Interdisciplinary therapies for the management of people with multiple sclerosis (MS) are underappreciated. There is an urgent need to introduce music therapy (MT), either alone or in combination with physical therapy (PT), into clinical practice to achieve synergy with disease-modifying therapies. A holistic approach to rehabilitation for people with MS may mitigate symptoms and reduce polypharmacy, potentially lowering health care costs.
As MS progresses, patients experience a range of worsening symptoms, and many develop psychosocial comorbidities. As disease-modifying therapies delay disability progression, nonpharmacologic treatments become increasingly important. The main aim of PT is to improve or maintain patients’ functional mobility, strength, and flexibility. Because it targets multiple functions, MT can help improve functional and psychosocial domains and may be a valuable intervention to help patients achieve the physical, cognitive, and emotional goals of PT. Exploratory studies showed that MT, alone or in combination with PT, can lead to functional improvements in mobility, balance, gait, and fatigue.
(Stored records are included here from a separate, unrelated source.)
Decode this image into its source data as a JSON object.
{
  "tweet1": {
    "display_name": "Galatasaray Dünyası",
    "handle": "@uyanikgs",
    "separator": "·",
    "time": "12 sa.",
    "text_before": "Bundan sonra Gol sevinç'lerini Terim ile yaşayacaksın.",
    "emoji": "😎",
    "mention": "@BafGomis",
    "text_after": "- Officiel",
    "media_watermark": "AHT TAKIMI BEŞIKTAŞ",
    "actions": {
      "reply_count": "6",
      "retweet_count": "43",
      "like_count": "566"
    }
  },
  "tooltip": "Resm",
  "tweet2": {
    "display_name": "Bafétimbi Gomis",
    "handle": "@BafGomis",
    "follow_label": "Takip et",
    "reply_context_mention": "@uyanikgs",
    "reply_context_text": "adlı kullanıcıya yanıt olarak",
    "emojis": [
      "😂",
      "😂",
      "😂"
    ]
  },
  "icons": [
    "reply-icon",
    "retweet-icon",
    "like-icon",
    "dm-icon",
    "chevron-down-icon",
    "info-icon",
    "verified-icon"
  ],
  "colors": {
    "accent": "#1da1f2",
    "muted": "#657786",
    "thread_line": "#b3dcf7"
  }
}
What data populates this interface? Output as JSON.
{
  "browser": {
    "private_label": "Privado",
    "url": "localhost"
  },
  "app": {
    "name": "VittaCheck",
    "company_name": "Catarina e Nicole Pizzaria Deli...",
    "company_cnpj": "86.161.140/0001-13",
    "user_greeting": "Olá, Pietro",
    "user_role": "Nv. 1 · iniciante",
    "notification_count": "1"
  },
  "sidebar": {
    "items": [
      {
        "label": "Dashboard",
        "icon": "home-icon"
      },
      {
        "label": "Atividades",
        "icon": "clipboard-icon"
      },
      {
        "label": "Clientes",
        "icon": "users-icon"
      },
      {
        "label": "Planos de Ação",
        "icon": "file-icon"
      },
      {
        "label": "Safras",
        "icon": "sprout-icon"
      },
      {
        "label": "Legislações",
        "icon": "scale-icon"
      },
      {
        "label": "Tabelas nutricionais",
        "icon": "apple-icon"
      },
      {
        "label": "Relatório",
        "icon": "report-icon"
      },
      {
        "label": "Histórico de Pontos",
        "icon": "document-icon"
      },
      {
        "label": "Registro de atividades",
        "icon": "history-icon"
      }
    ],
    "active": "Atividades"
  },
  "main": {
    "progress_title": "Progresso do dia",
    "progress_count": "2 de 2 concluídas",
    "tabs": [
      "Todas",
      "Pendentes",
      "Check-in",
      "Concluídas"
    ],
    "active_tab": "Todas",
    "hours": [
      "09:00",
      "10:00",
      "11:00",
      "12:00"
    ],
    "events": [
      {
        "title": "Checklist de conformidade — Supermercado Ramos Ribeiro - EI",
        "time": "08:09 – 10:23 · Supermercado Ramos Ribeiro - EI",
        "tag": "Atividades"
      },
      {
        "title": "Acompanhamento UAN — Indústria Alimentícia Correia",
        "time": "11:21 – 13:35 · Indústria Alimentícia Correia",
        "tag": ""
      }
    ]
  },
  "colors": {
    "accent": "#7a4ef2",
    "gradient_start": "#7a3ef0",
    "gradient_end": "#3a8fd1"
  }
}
Similar to PT, MT also has benefits in improving fine motor skills, cognition, learning, and memory and in providing emotional support.
Both MT and PT have the potential to improve overall well-being and health-related quality of life in physically active patients with MS, and MT can provide added emotional support for those who are less able to engage in physical activity. However, MT is not typically a part of standard of care, and PT visits are limited. Nevertheless, interdisciplinary therapies should be incorporated into clinical practice.